Dear President Biden,
Maybe it was because of the heretofore unusual pairing of “conspiracist” and “candidates” in the WP Editorial Board’s piece “A Weird Story Out of Colorado Shows the Dangers U.S. Democracy Faces”, but when I first read it, I parsed “conspiracist” as “conspi-racist.” Here’s the full sentence:
“Across the country, conspiracist candidates are running for election administration jobs, from secretary of state on down.”
I think you can probably see why my brain homed in on the racist part of conspiracist. Yes, the GOP’s overarching mission is to corrupt voting and the general handling of elections so they can retain access to power and money in the face of their dwindling proportion of the populace. Check! But their time-tested way of achieving those ends rests squarely on the use of divisive, racist tactics dolled up in flowery legalize they can pass off as protecting the integrity and purity of the vote.
Whether they actually believe the racist bullshit they promulgate or are using it as an expedient means to an end doesn’t matter – it’s still racist. So, ergo, they need “conspi-racist candidates” to keep the game going, people who will at least mouth all the right stuff about stolen elections and the dire need to protect “democracy.” Better yet, if the candidates actually believe all this horseshit, they can go full throttle without any worry about pesky truth-tells.
I don’t think there’s much more to say about this linguistic parsing exercise except that I hope someone responsible for campaign advertising on the Dems’ side figures it out too since it could be a handy opposition tool.
The other thing I wanted to mention today is that I’ve become a bit obsessed with middle names since seeing “George Floyd” spray-painted on the old remains of the foundation of a house in the Greenwood neighborhood in Tulsa. The picture is on the flyleaf of the new book An Impulse to Keep: Greenwood Art Project, which depicts and describes 100 art projects commemorating the Greenwood massacre. Laura got me the book a few weeks ago and while many of the art projects described are wonderful, it’s that picture of George Floyd’s name scrawled on a busted up house foundation that’s been haunting me.

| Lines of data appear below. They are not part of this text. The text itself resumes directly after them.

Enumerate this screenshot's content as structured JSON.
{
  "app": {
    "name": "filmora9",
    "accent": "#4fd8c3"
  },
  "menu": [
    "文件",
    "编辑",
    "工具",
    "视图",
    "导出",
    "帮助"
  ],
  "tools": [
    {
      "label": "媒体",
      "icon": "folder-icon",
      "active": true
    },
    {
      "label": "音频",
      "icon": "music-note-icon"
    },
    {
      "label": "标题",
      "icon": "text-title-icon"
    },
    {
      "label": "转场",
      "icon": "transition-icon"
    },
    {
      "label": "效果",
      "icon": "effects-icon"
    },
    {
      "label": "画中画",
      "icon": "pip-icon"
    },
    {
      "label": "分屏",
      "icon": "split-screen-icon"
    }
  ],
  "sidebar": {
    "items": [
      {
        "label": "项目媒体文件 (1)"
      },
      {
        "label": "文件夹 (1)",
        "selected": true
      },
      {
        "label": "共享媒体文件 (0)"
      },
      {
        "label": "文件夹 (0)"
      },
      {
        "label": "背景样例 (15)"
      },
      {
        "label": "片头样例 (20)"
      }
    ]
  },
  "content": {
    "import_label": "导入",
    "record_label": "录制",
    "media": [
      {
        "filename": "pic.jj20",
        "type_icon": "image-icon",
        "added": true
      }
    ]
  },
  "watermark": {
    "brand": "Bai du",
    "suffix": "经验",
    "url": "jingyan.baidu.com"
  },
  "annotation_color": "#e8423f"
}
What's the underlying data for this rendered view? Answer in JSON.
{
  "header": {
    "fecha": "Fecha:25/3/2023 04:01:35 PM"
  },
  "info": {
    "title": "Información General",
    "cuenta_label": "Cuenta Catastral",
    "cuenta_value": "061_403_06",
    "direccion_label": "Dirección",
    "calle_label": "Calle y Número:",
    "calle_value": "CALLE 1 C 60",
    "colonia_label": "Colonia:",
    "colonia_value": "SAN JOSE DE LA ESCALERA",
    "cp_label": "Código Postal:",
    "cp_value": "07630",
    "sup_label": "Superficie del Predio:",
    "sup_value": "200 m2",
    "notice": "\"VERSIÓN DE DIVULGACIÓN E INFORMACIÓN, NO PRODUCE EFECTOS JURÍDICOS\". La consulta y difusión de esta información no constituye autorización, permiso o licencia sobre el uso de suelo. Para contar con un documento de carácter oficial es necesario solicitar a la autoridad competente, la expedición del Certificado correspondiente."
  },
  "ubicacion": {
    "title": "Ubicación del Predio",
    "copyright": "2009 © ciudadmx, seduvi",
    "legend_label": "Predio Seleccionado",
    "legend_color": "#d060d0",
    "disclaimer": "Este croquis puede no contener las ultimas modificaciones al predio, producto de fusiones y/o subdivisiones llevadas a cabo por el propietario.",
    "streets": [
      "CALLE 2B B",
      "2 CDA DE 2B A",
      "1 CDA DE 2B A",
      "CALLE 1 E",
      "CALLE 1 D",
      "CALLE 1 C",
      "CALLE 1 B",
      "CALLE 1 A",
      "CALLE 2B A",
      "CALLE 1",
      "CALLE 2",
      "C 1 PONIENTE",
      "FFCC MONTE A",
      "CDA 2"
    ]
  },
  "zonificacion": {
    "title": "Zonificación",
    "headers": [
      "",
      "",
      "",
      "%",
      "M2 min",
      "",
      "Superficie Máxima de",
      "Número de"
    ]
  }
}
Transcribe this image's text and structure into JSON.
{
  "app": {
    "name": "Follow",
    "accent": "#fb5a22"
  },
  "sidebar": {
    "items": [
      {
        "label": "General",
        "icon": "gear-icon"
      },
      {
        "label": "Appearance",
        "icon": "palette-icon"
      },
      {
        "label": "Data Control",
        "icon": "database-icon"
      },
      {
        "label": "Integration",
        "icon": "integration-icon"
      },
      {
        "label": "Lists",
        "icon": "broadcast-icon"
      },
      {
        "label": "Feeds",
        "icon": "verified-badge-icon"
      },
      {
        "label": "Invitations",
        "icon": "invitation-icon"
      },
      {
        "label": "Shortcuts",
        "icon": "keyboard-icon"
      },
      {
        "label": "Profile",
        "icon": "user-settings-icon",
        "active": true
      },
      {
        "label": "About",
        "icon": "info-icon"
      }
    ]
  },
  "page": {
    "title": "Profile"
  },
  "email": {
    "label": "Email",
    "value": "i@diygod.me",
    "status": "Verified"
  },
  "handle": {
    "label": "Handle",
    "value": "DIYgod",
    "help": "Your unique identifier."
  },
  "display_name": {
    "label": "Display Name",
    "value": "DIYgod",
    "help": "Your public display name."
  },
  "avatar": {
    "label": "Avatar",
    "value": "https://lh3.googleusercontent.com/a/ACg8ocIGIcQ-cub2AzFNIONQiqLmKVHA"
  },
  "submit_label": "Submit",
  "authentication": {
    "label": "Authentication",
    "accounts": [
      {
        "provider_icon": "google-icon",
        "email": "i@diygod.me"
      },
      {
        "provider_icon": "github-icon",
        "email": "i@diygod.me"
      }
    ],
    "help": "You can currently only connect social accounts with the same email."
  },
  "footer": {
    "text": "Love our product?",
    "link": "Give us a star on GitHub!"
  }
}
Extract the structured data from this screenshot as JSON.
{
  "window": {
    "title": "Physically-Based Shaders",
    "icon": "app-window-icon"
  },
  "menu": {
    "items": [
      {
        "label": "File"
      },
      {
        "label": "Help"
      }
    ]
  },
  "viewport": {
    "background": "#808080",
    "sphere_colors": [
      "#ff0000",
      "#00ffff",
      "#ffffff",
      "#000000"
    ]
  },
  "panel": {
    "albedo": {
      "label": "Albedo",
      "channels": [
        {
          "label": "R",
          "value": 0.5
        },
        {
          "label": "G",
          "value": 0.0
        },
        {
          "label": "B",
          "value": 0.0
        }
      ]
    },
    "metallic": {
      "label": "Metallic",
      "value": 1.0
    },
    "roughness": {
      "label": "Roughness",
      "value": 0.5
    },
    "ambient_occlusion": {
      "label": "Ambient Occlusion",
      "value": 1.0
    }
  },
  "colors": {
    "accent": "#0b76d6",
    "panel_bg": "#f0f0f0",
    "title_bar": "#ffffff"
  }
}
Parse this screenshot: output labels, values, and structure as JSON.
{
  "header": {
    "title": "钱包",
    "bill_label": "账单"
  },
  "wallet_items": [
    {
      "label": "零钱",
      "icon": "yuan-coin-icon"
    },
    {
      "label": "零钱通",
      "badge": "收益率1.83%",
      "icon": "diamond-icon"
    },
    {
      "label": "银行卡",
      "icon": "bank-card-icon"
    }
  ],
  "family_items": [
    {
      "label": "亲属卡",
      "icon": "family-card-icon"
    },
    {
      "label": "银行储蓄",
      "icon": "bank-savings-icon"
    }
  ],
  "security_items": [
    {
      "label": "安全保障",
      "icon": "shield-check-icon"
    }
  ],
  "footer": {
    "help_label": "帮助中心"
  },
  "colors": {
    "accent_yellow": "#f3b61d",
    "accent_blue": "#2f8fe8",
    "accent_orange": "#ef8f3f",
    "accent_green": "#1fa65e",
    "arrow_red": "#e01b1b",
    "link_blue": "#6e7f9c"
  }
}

Maybe because the book is about braiding together the area’s origin stories, the trauma of the massacre, and the rebuilding and resilience of Greenwood’s citizens, it prompted me to wonder what George’s middle name, his third name, was (is? – it’s still his middle name even if he is no longer able to claim it himself).
I don’t know – I think that’s giving me way too much credit for lofty, insightful thinking. I think it’s more likely that seeing his first and last names there looking so forlorn led me to want more and the only more I could come up with was to find out his middle name, which is Perry.
Sandra Bland’s middle name is Annette. Tamir Rice’s middle name is Elijah. Trayvon Martin’s middle name is Benjamin. Breonna Taylor’s middle name is Shaquelle. Michael Brown’s two middle names are Orlandus and Darrion.
I tried to find Charleena Lyles’ middle name – she who was one of the first people to be memorialized with the “say her name” campaign – and except for Serenity Seattle listing her middle initial as being C, there doesn’t seem to be any record of what it is.
I feel like there’s something tender about people’s middle names. Yours is Robinette. Mine is Lynn.
Knowing that George Floyd’s is Perry doesn’t do a damn thing about the injustices surrounding his murder, but it does help me feel a tiny bit closer to him and I think it’ll help me stay clear that he was someone’s child.
May we all be safe – simply safe.
May we all be willing to guard against conspi-racist candidates.
May we all be strong enough to honor each ones’ preciousness.
May we accept that to do otherwise damns us all.